Share this post


Link to post
Share on other sites

I´m really thinking on buying one, so based on your test, when you say that "power was enough " you mean that you can overcome any obstacle in single trails and tight trails? and does the bike feels like a kids bike or your feeling was more like a real bike?

I wrote this for a friend who is looking at buying a Freeride but works remotely at a minesite.

I collected the bike from the local dealer and they had made some changes to it.

The bike had been fitted with a Michelin S12 front tire and a mid-soft Michelin knobby on the rear, why I don’t know

I was riding in an area of loose rocky climbs and rain forest not far from home

The intake restrictor had been removed and the final baffles from the mufflers, again why?

It had more power than standard but it wasn’t really needed plus I wanted to know what the standard power was like

I didn’t even have a chance to check what tire pressures it had and I had no tools with me so had to put up with levers that were far too high and 1/8 turn of slack in the throttle.

Power wise it was quite harsh at really low revs (compared to my KTonda, XR200 powered KTM) and quite easy to stall.
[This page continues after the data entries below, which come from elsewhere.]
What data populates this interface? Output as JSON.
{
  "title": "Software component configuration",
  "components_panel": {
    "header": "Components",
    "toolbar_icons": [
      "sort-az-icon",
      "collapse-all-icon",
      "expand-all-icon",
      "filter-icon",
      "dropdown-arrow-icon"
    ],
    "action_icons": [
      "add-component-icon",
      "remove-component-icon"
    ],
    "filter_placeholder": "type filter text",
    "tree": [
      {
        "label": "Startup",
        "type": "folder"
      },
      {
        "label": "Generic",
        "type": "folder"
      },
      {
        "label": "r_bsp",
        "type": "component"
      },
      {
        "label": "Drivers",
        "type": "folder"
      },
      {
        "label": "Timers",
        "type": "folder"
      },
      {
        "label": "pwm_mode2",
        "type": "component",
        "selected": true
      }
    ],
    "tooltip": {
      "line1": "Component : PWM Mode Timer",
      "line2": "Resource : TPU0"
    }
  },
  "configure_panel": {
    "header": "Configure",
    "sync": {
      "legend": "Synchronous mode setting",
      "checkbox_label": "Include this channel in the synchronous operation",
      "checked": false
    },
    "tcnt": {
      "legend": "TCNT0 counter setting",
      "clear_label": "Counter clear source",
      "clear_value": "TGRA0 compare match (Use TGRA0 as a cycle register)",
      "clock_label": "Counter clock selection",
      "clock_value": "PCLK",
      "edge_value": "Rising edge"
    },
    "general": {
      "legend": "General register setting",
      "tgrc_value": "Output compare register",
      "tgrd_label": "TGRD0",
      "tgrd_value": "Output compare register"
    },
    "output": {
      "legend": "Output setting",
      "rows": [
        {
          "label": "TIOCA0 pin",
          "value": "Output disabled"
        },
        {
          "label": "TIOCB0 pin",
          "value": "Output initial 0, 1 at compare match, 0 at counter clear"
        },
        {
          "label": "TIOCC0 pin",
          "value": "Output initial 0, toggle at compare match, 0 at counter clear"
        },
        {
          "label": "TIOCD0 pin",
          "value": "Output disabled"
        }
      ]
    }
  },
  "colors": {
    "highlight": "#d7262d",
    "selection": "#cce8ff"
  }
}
Where the Honda will quite happily pull down to less than idle revs these newer short stroke motors won’t. I would expect (hope!) the harshness to be less with the original restrictors in place. Power through the mid range is quite impressive and it seems to rev out quite well, at least as far I was going to push a brand new motor.

It’s quite flexible and I suppose you could describe it as a “willing motor” It climbs well enough but didn’t seem to like really low revs when doing slow trials type climbs.
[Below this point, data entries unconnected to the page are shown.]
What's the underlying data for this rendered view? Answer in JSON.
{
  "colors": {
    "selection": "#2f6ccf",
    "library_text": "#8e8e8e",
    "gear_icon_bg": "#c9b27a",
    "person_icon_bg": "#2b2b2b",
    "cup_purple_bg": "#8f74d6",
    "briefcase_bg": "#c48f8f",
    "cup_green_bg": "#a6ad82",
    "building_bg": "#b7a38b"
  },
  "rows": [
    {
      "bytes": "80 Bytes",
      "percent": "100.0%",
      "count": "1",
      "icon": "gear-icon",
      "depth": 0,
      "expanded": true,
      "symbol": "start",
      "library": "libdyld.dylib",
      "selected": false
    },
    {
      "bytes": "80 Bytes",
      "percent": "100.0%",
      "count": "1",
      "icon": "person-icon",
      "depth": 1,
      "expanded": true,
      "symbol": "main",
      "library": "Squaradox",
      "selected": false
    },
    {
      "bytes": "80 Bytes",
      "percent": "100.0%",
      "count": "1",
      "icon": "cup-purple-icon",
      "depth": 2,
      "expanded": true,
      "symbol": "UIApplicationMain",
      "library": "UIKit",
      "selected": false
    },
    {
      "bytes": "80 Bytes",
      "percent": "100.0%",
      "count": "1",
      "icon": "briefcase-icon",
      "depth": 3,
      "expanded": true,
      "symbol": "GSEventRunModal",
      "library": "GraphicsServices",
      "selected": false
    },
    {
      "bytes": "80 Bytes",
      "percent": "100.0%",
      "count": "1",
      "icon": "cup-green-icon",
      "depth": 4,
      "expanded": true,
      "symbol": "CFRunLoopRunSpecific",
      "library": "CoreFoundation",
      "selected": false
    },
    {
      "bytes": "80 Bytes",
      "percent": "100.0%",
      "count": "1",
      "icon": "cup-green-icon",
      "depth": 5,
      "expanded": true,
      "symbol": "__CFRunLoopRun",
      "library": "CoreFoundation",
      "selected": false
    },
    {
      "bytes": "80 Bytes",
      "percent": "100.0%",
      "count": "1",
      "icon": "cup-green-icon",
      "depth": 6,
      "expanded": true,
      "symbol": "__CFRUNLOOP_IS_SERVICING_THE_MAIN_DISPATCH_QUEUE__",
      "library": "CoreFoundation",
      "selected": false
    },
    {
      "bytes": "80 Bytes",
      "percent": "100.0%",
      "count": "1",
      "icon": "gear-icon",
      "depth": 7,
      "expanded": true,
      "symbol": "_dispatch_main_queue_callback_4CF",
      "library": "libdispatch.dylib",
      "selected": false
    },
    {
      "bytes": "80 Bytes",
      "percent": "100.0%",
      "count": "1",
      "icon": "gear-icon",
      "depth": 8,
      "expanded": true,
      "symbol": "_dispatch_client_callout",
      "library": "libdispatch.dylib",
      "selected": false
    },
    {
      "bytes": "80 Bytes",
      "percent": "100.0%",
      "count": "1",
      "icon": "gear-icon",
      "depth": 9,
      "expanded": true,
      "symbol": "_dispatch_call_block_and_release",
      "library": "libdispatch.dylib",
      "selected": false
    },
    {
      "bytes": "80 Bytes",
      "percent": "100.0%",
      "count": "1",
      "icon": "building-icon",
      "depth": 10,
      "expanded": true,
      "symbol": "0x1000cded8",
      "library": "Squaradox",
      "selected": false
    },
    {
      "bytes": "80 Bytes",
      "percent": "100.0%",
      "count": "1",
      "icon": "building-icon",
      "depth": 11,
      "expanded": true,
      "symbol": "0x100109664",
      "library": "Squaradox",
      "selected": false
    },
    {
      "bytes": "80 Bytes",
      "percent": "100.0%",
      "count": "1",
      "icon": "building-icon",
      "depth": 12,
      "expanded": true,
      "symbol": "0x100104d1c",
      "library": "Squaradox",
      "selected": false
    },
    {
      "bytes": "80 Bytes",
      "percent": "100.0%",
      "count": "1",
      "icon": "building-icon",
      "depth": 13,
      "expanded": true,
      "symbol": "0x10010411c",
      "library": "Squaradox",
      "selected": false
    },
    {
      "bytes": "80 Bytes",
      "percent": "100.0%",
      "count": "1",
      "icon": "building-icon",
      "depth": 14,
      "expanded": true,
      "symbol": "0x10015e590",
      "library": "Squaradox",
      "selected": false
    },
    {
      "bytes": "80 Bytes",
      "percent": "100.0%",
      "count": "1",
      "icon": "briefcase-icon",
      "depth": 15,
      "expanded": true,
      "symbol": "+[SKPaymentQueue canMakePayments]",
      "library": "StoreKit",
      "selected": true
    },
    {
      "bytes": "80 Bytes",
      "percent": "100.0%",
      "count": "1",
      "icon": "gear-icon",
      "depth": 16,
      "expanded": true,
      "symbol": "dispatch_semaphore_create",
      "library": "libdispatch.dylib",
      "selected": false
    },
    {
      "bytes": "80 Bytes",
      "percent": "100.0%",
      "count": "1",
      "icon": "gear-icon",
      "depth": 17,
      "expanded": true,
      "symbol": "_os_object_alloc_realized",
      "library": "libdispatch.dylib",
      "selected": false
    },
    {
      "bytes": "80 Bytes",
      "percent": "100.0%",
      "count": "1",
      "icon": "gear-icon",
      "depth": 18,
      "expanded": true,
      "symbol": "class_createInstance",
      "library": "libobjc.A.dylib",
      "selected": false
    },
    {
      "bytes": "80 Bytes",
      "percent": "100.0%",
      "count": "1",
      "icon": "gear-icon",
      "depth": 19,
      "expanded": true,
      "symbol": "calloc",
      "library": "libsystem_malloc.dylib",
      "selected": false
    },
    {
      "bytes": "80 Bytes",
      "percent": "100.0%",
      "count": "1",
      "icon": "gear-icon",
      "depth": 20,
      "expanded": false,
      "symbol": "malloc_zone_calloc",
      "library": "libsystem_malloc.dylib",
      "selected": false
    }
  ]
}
Some of this may be the lack of restrictions but a mostly it is me being used to older type motors.

On a flat hard dirt road at 40/50 km/h the vibration from the motor is quite noticeable.

The steering is razor sharp, on tight single trail in the trees it goes where you think about going with no conscious input.

It is light but also feels very light. Sitting was good but once I stood it was just so much easier and faster. I got to the stage where I backed off as I was simply going too fast. I was reaching my limits, not the bikes. Talk about raise your confidence.

I was the first person to ride this bike so the suspension was a bit stiff. I had it for a couple of hours and after that time it was noticeably softer.

Given a bit more time I expect it would soften up more. For a new, straight out of the crate bike it was very good.

I’ve read comments about the lack of suspension travel (2” less) but I can’t see this being an issue once the bike is set up.The bike is slim and easy to move about on, even across the radiator it is narrow. I didn’t think of it at the time but nothing got in the way or caught my boots or clothes. I also found that after a couple of hour’s ride I didn’t feel knocked around like I usually do.

Would I by one? Well I am so that answers that question.

For me the stand out of the bike is the light weight and the handling, it’s just so sharp and accurate

The negative is the harshness of the motor at low revs (which is where I ride mostly!)

I'm sure others will find it smooth but compared to what I built to suit me, I find it harsh. Maybe I'm just getting old eh?

The handling more than makes up for the complaints I have about the motor and it won’t take long at all to adapt to it

The bike is smaller than most modern enduro bikes. About 100mm lower at the seat but I didn’t feel too cramped while sitting. Keep in mind I have knees that don’t like to bend too far for long periods.

The tests I’ve read say the motor is happiest at mid revs, I’m used to older long stroke type motors with heavier flywheels so I will need to adapt my riding style a little.

The other thing the test mentioned was that if you are looking at putting on knobby tires or getting more power out of the motor you’re probably moving away from the bikes designed usage.

Edited by brent j

Share this post


Link to post
Share on other sites

Create an account or sign in to comment

You need to be a member in order to leave a comment

Create an account

Sign up for a new account in our community. It's easy!

Register a new account

Sign in

Already have an account? Sign in here.

Sign In Now
Sign in to follow this  

×